Activity:
Search the entries for the word "user" and copy each line that has it.

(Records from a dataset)
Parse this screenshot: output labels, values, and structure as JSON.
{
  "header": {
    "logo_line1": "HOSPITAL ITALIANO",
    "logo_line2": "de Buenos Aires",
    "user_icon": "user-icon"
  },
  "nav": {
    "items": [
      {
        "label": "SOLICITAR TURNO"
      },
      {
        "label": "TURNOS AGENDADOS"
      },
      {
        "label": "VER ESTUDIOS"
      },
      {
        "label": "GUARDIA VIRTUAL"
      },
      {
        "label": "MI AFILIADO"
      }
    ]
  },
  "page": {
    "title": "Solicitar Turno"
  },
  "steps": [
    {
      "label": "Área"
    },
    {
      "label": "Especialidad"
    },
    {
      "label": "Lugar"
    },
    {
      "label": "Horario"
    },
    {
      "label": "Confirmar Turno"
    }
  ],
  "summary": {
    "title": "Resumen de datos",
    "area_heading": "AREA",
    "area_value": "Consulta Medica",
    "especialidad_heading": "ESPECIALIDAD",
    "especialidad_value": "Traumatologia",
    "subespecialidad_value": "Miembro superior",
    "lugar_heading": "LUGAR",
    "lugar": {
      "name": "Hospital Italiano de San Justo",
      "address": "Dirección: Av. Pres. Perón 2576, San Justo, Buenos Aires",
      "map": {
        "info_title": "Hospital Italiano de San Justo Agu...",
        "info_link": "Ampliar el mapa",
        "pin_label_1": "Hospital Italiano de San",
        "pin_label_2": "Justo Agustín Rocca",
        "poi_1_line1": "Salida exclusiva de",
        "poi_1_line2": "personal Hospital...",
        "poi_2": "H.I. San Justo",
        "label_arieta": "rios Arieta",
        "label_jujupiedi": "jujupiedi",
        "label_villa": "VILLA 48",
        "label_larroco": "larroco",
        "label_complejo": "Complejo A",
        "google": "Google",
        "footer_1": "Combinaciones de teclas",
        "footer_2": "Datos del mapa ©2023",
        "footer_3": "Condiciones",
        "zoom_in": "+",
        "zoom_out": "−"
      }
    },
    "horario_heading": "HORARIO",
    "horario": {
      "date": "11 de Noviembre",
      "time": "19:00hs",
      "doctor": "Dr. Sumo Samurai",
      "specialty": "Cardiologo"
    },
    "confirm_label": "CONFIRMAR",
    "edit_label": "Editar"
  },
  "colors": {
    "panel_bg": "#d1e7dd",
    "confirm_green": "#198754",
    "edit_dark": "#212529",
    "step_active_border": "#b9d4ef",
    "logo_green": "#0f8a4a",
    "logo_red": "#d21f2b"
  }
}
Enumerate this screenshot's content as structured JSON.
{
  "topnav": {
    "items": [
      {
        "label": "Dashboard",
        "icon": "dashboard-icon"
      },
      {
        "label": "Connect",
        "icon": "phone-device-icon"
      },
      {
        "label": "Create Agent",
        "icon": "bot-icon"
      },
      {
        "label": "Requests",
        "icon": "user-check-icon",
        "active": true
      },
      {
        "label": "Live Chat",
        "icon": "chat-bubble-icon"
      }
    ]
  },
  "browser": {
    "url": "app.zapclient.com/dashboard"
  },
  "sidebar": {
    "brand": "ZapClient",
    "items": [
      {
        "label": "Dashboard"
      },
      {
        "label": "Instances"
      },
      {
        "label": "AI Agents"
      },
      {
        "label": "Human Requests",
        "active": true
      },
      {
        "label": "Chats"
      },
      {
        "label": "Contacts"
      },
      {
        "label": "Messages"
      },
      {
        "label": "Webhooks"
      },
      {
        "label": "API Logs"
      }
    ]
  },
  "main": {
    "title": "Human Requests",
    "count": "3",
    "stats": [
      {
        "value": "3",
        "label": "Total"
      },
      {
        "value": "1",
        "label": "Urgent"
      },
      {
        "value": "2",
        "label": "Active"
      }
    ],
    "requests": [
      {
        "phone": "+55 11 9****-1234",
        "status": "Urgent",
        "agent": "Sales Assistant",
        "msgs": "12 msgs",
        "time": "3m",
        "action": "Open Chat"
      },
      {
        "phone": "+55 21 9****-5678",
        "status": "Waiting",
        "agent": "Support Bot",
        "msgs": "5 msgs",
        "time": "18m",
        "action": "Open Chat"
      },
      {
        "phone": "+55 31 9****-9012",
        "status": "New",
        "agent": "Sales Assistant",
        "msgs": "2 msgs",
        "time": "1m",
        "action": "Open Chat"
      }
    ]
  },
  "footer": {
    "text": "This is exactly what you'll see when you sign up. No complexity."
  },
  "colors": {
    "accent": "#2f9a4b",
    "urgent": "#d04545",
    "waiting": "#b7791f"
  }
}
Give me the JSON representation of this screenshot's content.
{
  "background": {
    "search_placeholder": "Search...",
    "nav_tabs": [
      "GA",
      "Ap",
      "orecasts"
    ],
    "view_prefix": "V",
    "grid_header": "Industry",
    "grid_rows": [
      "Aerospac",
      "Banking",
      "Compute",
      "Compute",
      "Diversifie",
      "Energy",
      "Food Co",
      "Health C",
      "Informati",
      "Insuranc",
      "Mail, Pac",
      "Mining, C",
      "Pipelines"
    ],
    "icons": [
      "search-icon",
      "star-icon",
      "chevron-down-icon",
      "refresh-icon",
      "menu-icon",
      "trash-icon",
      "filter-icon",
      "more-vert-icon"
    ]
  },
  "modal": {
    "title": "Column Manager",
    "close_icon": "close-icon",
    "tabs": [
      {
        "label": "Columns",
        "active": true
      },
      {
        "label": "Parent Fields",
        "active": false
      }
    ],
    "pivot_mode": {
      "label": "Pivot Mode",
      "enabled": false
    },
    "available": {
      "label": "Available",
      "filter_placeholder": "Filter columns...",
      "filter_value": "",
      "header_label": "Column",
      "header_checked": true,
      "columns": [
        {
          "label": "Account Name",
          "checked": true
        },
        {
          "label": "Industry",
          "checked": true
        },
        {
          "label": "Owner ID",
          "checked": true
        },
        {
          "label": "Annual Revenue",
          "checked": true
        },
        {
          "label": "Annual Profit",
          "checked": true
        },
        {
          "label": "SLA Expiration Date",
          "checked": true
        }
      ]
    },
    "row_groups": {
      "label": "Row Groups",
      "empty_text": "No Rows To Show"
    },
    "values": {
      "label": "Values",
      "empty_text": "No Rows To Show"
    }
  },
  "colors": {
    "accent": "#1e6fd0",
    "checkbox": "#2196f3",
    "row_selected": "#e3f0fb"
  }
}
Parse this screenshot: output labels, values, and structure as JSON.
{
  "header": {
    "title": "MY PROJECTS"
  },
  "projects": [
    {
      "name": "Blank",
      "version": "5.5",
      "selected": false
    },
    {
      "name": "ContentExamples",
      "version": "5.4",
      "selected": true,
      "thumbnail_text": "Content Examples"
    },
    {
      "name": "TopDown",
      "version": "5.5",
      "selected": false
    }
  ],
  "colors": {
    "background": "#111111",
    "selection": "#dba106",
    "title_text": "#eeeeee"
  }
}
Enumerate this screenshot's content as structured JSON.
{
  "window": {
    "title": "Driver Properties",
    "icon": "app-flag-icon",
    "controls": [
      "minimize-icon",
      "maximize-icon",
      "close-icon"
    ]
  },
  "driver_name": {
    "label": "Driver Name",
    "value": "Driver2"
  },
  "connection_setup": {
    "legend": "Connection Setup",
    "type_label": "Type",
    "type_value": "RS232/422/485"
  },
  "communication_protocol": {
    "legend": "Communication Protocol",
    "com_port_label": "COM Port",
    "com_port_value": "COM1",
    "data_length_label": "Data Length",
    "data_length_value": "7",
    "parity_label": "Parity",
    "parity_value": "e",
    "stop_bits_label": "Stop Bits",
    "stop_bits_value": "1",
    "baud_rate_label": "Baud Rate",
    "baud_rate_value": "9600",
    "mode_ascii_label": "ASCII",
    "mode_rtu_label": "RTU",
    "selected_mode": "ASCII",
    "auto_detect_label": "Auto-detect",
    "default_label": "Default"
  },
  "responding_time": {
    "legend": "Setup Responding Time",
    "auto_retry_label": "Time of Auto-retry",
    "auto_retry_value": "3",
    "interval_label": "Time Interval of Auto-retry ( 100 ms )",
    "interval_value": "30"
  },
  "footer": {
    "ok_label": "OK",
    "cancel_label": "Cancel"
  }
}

Task answer:
    "user_icon": "user-icon"
        "icon": "user-check-icon",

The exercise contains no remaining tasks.